(ASSIGNED TASK) All records below are to be set down exactly, each character intact.

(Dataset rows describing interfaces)
***

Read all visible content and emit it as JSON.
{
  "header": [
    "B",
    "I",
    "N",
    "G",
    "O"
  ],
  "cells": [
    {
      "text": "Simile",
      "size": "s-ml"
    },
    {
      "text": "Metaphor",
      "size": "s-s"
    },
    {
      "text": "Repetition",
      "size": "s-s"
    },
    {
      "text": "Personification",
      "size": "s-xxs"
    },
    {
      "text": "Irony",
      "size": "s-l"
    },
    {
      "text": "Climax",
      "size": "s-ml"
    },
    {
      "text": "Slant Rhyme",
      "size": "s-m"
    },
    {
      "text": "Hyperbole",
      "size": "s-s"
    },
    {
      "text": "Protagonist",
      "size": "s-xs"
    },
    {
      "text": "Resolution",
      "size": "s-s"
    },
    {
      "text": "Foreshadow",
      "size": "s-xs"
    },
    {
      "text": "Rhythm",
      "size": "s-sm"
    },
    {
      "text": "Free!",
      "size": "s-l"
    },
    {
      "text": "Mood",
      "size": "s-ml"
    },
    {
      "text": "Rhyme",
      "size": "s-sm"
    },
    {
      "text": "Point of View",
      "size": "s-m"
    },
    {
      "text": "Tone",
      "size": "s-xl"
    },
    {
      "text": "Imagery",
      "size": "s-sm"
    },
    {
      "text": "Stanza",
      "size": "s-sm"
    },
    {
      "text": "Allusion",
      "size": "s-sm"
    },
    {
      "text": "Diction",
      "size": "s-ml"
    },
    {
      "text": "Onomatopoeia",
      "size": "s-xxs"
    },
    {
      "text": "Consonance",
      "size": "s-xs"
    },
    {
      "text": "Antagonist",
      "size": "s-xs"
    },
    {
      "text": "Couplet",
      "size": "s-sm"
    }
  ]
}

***

(REPLY TO THE EXERCISE)
Read all visible content and emit it as JSON.
{
  "header": [
    "B",
    "I",
    "N",
    "G",
    "O"
  ],
  "cells": [
    {
      "text": "Simile",
      "size": "s-ml"
    },
    {
      "text": "Metaphor",
      "size": "s-s"
    },
    {
      "text": "Repetition",
      "size": "s-s"
    },
    {
      "text": "Personification",
      "size": "s-xxs"
    },
    {
      "text": "Irony",
      "size": "s-l"
    },
    {
      "text": "Climax",
      "size": "s-ml"
    },
    {
      "text": "Slant Rhyme",
      "size": "s-m"
    },
    {
      "text": "Hyperbole",
      "size": "s-s"
    },
    {
      "text": "Protagonist",
      "size": "s-xs"
    },
    {
      "text": "Resolution",
      "size": "s-s"
    },
    {
      "text": "Foreshadow",
      "size": "s-xs"
    },
    {
      "text": "Rhythm",
      "size": "s-sm"
    },
    {
      "text": "Free!",
      "size": "s-l"
    },
    {
      "text": "Mood",
      "size": "s-ml"
    },
    {
      "text": "Rhyme",
      "size": "s-sm"
    },
    {
      "text": "Point of View",
      "size": "s-m"
    },
    {
      "text": "Tone",
      "size": "s-xl"
    },
    {
      "text": "Imagery",
      "size": "s-sm"
    },
    {
      "text": "Stanza",
      "size": "s-sm"
    },
    {
      "text": "Allusion",
      "size": "s-sm"
    },
    {
      "text": "Diction",
      "size": "s-ml"
    },
    {
      "text": "Onomatopoeia",
      "size": "s-xxs"
    },
    {
      "text": "Consonance",
      "size": "s-xs"
    },
    {
      "text": "Antagonist",
      "size": "s-xs"
    },
    {
      "text": "Couplet",
      "size": "s-sm"
    }
  ]
}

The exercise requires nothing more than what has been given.